Aim of the exercise: Go through the material below and copy all lines with "code".

Data section:
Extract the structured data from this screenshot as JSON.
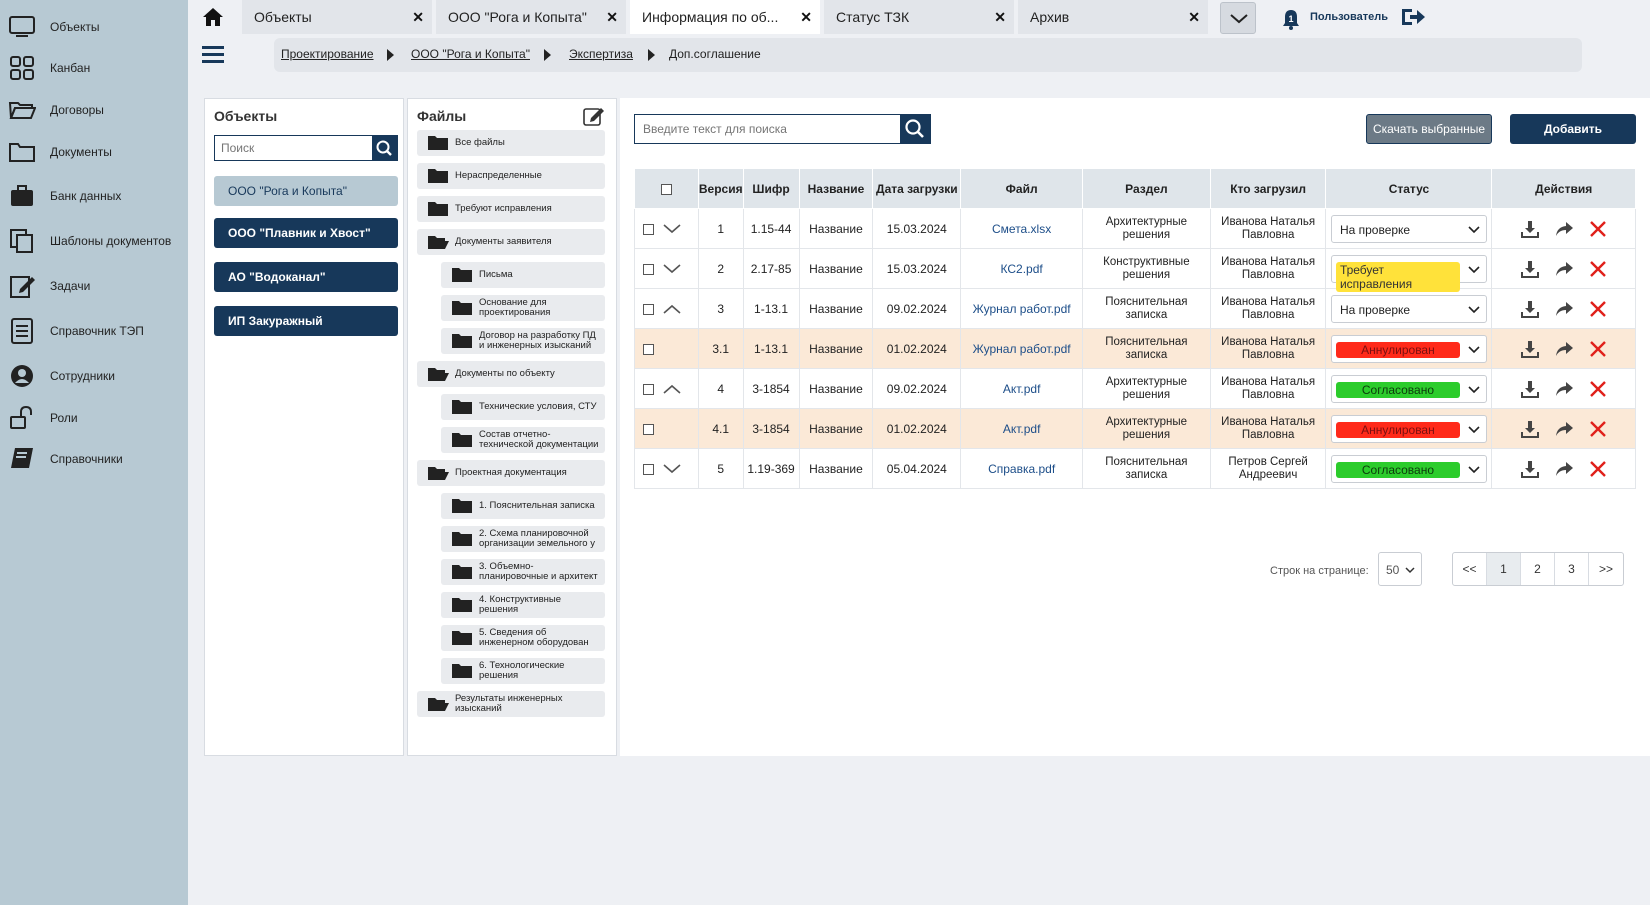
{
  "sidebar": {
    "items": [
      {
        "label": "Объекты",
        "icon": "monitor-icon"
      },
      {
        "label": "Канбан",
        "icon": "kanban-icon"
      },
      {
        "label": "Договоры",
        "icon": "folder-open-icon"
      },
      {
        "label": "Документы",
        "icon": "folder-icon"
      },
      {
        "label": "Банк данных",
        "icon": "briefcase-icon"
      },
      {
        "label": "Шаблоны документов",
        "icon": "copy-icon"
      },
      {
        "label": "Задачи",
        "icon": "edit-icon"
      },
      {
        "label": "Справочник ТЭП",
        "icon": "list-icon"
      },
      {
        "label": "Сотрудники",
        "icon": "user-icon"
      },
      {
        "label": "Роли",
        "icon": "unlock-icon"
      },
      {
        "label": "Справочники",
        "icon": "book-icon"
      }
    ]
  },
  "tabs": [
    {
      "label": "Объекты"
    },
    {
      "label": "ООО \"Рога и Копыта\""
    },
    {
      "label": "Информация по об..."
    },
    {
      "label": "Статус ТЗК"
    },
    {
      "label": "Архив"
    }
  ],
  "user": {
    "label": "Пользователь",
    "notifications": "1"
  },
  "breadcrumb": [
    "Проектирование",
    "ООО \"Рога и Копыта\"",
    "Экспертиза",
    "Доп.соглашение"
  ],
  "objects_panel": {
    "title": "Объекты",
    "search_placeholder": "Поиск",
    "items": [
      "ООО \"Рога и Копыта\"",
      "ООО \"Плавник и Хвост\"",
      "АО \"Водоканал\"",
      "ИП Закуражный"
    ]
  },
  "files_panel": {
    "title": "Файлы",
    "items": [
      {
        "label": "Все файлы"
      },
      {
        "label": "Нераспределенные"
      },
      {
        "label": "Требуют исправления"
      },
      {
        "label": "Документы заявителя"
      },
      {
        "label": "Письма"
      },
      {
        "label": "Основание для проектирования"
      },
      {
        "label": "Договор на разработку ПД и инженерных изысканий"
      },
      {
        "label": "Документы по объекту"
      },
      {
        "label": "Технические условия, СТУ"
      },
      {
        "label": "Состав отчетно-технической документации"
      },
      {
        "label": "Проектная документация"
      },
      {
        "label": "1. Пояснительная записка"
      },
      {
        "label": "2. Схема планировочной организации земельного у"
      },
      {
        "label": "3. Объемно-планировочные и архитект"
      },
      {
        "label": "4. Конструктивные решения"
      },
      {
        "label": "5. Сведения об инженерном оборудован"
      },
      {
        "label": "6. Технологические решения"
      },
      {
        "label": "Результаты инженерных изысканий"
      }
    ]
  },
  "main": {
    "search_placeholder": "Введите текст для поиска",
    "download_selected": "Скачать выбранные",
    "add": "Добавить",
    "columns": [
      "Версия",
      "Шифр",
      "Название",
      "Дата загрузки",
      "Файл",
      "Раздел",
      "Кто загрузил",
      "Статус",
      "Действия"
    ],
    "rows": [
      {
        "version": "1",
        "code": "1.15-44",
        "name": "Название",
        "date": "15.03.2024",
        "file": "Смета.xlsx",
        "section": "Архитектурные решения",
        "uploader": "Иванова Наталья Павловна",
        "status": "На проверке",
        "status_kind": "plain",
        "toggle": "down"
      },
      {
        "version": "2",
        "code": "2.17-85",
        "name": "Название",
        "date": "15.03.2024",
        "file": "КС2.pdf",
        "section": "Конструктивные решения",
        "uploader": "Иванова Наталья Павловна",
        "status": "Требует исправления",
        "status_kind": "yellow",
        "toggle": "down"
      },
      {
        "version": "3",
        "code": "1-13.1",
        "name": "Название",
        "date": "09.02.2024",
        "file": "Журнал работ.pdf",
        "section": "Пояснительная записка",
        "uploader": "Иванова Наталья Павловна",
        "status": "На проверке",
        "status_kind": "plain",
        "toggle": "up"
      },
      {
        "version": "3.1",
        "code": "1-13.1",
        "name": "Название",
        "date": "01.02.2024",
        "file": "Журнал работ.pdf",
        "section": "Пояснительная записка",
        "uploader": "Иванова Наталья Павловна",
        "status": "Аннулирован",
        "status_kind": "red",
        "toggle": "none"
      },
      {
        "version": "4",
        "code": "3-1854",
        "name": "Название",
        "date": "09.02.2024",
        "file": "Акт.pdf",
        "section": "Архитектурные решения",
        "uploader": "Иванова Наталья Павловна",
        "status": "Согласовано",
        "status_kind": "green",
        "toggle": "up"
      },
      {
        "version": "4.1",
        "code": "3-1854",
        "name": "Название",
        "date": "01.02.2024",
        "file": "Акт.pdf",
        "section": "Архитектурные решения",
        "uploader": "Иванова Наталья Павловна",
        "status": "Аннулирован",
        "status_kind": "red",
        "toggle": "none"
      },
      {
        "version": "5",
        "code": "1.19-369",
        "name": "Название",
        "date": "05.04.2024",
        "file": "Справка.pdf",
        "section": "Пояснительная записка",
        "uploader": "Петров Сергей Андреевич",
        "status": "Согласовано",
        "status_kind": "green",
        "toggle": "down"
      }
    ]
  },
  "pagination": {
    "rows_label": "Строк на странице:",
    "rows_value": "50",
    "pages": [
      "<<",
      "1",
      "2",
      "3",
      ">>"
    ],
    "current": "1"
  },
  "colors": {
    "primary": "#17385a",
    "sidebar": "#b7c9d3",
    "status_yellow": "#ffe23a",
    "status_red": "#ff2a1a",
    "status_green": "#2ccc2c",
    "row_highlight": "#fbe9d7",
    "delete_red": "#e0201a"
  }
}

Your solution:
        "code": "1.15-44",
        "code": "2.17-85",
        "code": "1-13.1",
        "code": "1-13.1",
        "code": "3-1854",
        "code": "3-1854",
        "code": "1.19-369",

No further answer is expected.